Plastic waste, including from single-use carrier bags, poses a major and growing environmental threat to
wildlife, both terrestrial and marine1. Marine litter has a large impact on the marine environment as more
than one million birds and 100,000 marine mammals die each year from becoming entangled in or ingesting
marine litter2. Research has shown that plastic pieces, ranging in size from 0.5 mm to several centimetres in
diameter, are frequently ingested by many marine animals, including seabirds, turtles, marine mammals
and fish. Plastic bags are particularly attractive to turtles, as these resemble their prey, while smaller pieces
of plastic are frequently mistaken for food by several seabird and fish species.
Ingestion of plastic poses threats to the animals concerned on different levels, the severity of which varies
from species to species. One well-documented problem is blockage and ulceration of the gastro-intestinal
tract, which limits the passage and digestion of food, and can also lead to a reduction in perceived hunger
because of stomach distension. This can deplete fat reserves, necessary for breeding and the lengthymigrations undertaken by a number of marine species, and can ultimately result in starvation3. Plastic
consumption also leads to the accumulation of toxins, such as polychlorinated biphenyls (PCBs), which can
disrupt circulating hormone levels, leading to problems with fertility. Autopsies of dead animals found on
beaches or captured by fisherman have revealed significant quantities of plastic in their digestive system.
98% of Fulmars in the North Sea have plastic in their stomachs which can lead to a loss of physical
condition resulting in breeding failures and in severe cases death4. Another problem caused by plastic
marine debris is entanglement, leading to drowning. A 2006 global survey by International Coastal Clean-
up (ICC) reported that 2% of all animals found dead had been entangled in plastic bags.
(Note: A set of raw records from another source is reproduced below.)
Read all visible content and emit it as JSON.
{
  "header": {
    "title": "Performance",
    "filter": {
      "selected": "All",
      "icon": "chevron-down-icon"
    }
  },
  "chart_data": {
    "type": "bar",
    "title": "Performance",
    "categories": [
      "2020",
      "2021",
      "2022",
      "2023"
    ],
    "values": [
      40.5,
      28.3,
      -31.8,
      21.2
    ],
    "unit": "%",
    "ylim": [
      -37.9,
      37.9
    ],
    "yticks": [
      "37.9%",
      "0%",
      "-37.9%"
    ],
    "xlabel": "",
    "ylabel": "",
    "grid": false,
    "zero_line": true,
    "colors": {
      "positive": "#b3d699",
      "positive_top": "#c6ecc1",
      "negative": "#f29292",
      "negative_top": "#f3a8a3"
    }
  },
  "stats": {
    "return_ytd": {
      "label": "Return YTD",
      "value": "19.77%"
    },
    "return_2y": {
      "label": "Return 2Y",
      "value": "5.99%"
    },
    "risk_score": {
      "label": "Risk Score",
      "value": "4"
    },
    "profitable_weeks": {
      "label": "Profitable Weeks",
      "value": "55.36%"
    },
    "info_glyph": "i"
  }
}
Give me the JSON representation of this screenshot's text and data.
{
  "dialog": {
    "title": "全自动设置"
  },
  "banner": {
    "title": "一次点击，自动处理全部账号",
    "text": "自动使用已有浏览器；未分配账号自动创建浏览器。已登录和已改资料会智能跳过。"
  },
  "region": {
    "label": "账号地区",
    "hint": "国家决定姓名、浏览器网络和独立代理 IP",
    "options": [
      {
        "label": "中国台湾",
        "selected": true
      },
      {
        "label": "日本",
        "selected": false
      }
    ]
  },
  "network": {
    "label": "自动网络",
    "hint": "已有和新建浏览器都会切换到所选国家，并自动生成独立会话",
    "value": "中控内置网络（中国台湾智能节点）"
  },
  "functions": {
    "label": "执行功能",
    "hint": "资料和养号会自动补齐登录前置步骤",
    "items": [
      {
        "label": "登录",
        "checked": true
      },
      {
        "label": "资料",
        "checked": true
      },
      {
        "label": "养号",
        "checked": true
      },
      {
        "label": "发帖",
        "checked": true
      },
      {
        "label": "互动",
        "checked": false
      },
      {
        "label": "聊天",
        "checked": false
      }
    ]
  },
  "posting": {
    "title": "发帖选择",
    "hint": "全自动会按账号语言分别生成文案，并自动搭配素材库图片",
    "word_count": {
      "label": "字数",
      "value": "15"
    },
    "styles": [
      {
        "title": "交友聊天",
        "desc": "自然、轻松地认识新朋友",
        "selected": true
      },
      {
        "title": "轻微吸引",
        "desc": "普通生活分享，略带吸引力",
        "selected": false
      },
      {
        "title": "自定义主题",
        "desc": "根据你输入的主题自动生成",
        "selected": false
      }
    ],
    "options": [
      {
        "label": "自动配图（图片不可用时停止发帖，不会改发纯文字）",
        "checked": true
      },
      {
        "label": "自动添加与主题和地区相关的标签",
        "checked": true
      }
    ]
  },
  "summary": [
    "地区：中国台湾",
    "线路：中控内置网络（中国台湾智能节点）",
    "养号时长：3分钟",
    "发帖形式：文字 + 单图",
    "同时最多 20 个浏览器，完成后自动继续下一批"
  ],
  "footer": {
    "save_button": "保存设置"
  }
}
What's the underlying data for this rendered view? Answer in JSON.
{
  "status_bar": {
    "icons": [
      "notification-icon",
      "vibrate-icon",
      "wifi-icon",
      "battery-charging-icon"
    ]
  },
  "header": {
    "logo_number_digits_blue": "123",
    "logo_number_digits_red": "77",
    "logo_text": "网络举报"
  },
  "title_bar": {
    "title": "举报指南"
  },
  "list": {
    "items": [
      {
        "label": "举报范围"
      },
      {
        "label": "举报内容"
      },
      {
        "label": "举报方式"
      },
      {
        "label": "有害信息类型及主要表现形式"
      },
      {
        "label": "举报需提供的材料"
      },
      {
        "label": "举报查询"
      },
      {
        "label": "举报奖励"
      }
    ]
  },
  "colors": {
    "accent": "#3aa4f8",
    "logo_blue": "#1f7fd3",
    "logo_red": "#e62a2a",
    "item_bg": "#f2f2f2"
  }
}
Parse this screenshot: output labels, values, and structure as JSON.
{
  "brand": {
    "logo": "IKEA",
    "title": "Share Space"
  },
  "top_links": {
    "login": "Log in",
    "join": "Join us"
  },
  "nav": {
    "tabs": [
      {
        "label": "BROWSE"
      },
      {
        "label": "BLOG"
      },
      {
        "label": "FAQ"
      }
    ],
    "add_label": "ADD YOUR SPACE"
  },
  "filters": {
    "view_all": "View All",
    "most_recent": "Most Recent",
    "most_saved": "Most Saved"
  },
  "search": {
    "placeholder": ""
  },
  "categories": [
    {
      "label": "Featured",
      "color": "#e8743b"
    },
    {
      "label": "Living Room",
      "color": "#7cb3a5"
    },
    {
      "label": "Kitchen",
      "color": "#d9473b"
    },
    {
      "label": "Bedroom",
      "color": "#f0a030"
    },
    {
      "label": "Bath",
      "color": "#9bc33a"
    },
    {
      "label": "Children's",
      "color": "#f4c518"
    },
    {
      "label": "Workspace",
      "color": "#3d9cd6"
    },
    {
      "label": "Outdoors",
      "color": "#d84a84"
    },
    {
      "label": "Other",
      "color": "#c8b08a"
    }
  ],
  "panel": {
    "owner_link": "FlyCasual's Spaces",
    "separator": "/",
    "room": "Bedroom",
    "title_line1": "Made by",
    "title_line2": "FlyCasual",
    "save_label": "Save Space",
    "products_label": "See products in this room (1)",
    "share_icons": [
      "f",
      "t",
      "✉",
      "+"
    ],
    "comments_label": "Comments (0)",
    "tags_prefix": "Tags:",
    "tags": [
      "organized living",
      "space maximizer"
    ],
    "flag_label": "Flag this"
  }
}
However, the
actual scale of the problem associated with plastic waste in the marine environment is difficult to assess
and likely underestimated, as many individuals affected die at sea and quickly sink or are scavenged by